[Data about app and page elements]
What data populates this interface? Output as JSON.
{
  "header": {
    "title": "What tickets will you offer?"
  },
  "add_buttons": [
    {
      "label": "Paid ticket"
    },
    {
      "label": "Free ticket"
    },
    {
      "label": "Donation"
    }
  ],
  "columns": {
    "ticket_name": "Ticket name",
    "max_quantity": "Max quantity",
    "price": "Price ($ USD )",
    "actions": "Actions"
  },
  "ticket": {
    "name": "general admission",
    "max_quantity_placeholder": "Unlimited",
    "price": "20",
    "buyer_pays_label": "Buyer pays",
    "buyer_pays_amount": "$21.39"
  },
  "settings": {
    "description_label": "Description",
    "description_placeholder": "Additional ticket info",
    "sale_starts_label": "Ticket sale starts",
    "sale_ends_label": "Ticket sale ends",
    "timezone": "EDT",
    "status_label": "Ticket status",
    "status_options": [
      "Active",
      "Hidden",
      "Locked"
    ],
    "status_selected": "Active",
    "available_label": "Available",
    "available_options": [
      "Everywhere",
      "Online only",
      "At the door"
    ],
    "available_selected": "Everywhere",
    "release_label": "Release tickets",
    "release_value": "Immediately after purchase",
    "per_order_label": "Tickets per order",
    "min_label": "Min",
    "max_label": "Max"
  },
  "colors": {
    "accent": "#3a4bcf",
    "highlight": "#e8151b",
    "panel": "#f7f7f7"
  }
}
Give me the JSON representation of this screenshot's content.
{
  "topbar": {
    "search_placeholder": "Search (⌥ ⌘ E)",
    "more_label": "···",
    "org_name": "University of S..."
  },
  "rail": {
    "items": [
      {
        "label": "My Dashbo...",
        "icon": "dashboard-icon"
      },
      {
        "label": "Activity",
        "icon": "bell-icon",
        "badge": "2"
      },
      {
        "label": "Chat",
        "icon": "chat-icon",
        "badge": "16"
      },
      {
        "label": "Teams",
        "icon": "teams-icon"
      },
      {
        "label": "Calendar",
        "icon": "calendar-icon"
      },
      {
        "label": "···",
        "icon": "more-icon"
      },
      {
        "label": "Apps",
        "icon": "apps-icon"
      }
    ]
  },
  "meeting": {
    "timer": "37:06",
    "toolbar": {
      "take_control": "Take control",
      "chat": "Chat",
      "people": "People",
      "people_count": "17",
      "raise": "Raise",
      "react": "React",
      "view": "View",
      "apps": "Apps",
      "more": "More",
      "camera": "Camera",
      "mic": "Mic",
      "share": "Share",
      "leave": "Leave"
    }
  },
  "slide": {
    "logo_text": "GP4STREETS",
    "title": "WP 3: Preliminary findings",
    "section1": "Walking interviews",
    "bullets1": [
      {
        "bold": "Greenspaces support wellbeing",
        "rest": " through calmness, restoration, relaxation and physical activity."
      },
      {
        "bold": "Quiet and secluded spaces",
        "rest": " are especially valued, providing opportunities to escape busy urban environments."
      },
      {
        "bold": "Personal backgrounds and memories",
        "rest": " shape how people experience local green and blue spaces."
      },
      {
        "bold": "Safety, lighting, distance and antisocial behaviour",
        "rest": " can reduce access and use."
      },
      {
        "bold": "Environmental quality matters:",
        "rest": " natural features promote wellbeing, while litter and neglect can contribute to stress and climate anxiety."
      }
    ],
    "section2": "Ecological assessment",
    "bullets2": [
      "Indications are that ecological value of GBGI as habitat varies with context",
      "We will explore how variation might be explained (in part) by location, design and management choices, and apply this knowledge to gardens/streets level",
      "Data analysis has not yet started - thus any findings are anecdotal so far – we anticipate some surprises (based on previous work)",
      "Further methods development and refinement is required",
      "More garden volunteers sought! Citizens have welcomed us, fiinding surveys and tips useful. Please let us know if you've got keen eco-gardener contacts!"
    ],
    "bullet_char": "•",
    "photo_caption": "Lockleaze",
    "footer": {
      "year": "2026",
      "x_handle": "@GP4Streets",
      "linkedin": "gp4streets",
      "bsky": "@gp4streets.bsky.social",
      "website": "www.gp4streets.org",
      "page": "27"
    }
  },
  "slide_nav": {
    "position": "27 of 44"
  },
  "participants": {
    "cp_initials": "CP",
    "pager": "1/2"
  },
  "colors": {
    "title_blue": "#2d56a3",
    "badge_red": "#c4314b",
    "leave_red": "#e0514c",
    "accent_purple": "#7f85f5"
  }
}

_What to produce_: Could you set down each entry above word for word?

_Result of the task_:
What data populates this interface? Output as JSON.
{
  "header": {
    "title": "What tickets will you offer?"
  },
  "add_buttons": [
    {
      "label": "Paid ticket"
    },
    {
      "label": "Free ticket"
    },
    {
      "label": "Donation"
    }
  ],
  "columns": {
    "ticket_name": "Ticket name",
    "max_quantity": "Max quantity",
    "price": "Price ($ USD )",
    "actions": "Actions"
  },
  "ticket": {
    "name": "general admission",
    "max_quantity_placeholder": "Unlimited",
    "price": "20",
    "buyer_pays_label": "Buyer pays",
    "buyer_pays_amount": "$21.39"
  },
  "settings": {
    "description_label": "Description",
    "description_placeholder": "Additional ticket info",
    "sale_starts_label": "Ticket sale starts",
    "sale_ends_label": "Ticket sale ends",
    "timezone": "EDT",
    "status_label": "Ticket status",
    "status_options": [
      "Active",
      "Hidden",
      "Locked"
    ],
    "status_selected": "Active",
    "available_label": "Available",
    "available_options": [
      "Everywhere",
      "Online only",
      "At the door"
    ],
    "available_selected": "Everywhere",
    "release_label": "Release tickets",
    "release_value": "Immediately after purchase",
    "per_order_label": "Tickets per order",
    "min_label": "Min",
    "max_label": "Max"
  },
  "colors": {
    "accent": "#3a4bcf",
    "highlight": "#e8151b",
    "panel": "#f7f7f7"
  }
}
Give me the JSON representation of this screenshot's content.
{
  "topbar": {
    "search_placeholder": "Search (⌥ ⌘ E)",
    "more_label": "···",
    "org_name": "University of S..."
  },
  "rail": {
    "items": [
      {
        "label": "My Dashbo...",
        "icon": "dashboard-icon"
      },
      {
        "label": "Activity",
        "icon": "bell-icon",
        "badge": "2"
      },
      {
        "label": "Chat",
        "icon": "chat-icon",
        "badge": "16"
      },
      {
        "label": "Teams",
        "icon": "teams-icon"
      },
      {
        "label": "Calendar",
        "icon": "calendar-icon"
      },
      {
        "label": "···",
        "icon": "more-icon"
      },
      {
        "label": "Apps",
        "icon": "apps-icon"
      }
    ]
  },
  "meeting": {
    "timer": "37:06",
    "toolbar": {
      "take_control": "Take control",
      "chat": "Chat",
      "people": "People",
      "people_count": "17",
      "raise": "Raise",
      "react": "React",
      "view": "View",
      "apps": "Apps",
      "more": "More",
      "camera": "Camera",
      "mic": "Mic",
      "share": "Share",
      "leave": "Leave"
    }
  },
  "slide": {
    "logo_text": "GP4STREETS",
    "title": "WP 3: Preliminary findings",
    "section1": "Walking interviews",
    "bullets1": [
      {
        "bold": "Greenspaces support wellbeing",
        "rest": " through calmness, restoration, relaxation and physical activity."
      },
      {
        "bold": "Quiet and secluded spaces",
        "rest": " are especially valued, providing opportunities to escape busy urban environments."
      },
      {
        "bold": "Personal backgrounds and memories",
        "rest": " shape how people experience local green and blue spaces."
      },
      {
        "bold": "Safety, lighting, distance and antisocial behaviour",
        "rest": " can reduce access and use."
      },
      {
        "bold": "Environmental quality matters:",
        "rest": " natural features promote wellbeing, while litter and neglect can contribute to stress and climate anxiety."
      }
    ],
    "section2": "Ecological assessment",
    "bullets2": [
      "Indications are that ecological value of GBGI as habitat varies with context",
      "We will explore how variation might be explained (in part) by location, design and management choices, and apply this knowledge to gardens/streets level",
      "Data analysis has not yet started - thus any findings are anecdotal so far – we anticipate some surprises (based on previous work)",
      "Further methods development and refinement is required",
      "More garden volunteers sought! Citizens have welcomed us, fiinding surveys and tips useful. Please let us know if you've got keen eco-gardener contacts!"
    ],
    "bullet_char": "•",
    "photo_caption": "Lockleaze",
    "footer": {
      "year": "2026",
      "x_handle": "@GP4Streets",
      "linkedin": "gp4streets",
      "bsky": "@gp4streets.bsky.social",
      "website": "www.gp4streets.org",
      "page": "27"
    }
  },
  "slide_nav": {
    "position": "27 of 44"
  },
  "participants": {
    "cp_initials": "CP",
    "pager": "1/2"
  },
  "colors": {
    "title_blue": "#2d56a3",
    "badge_red": "#c4314b",
    "leave_red": "#e0514c",
    "accent_purple": "#7f85f5"
  }
}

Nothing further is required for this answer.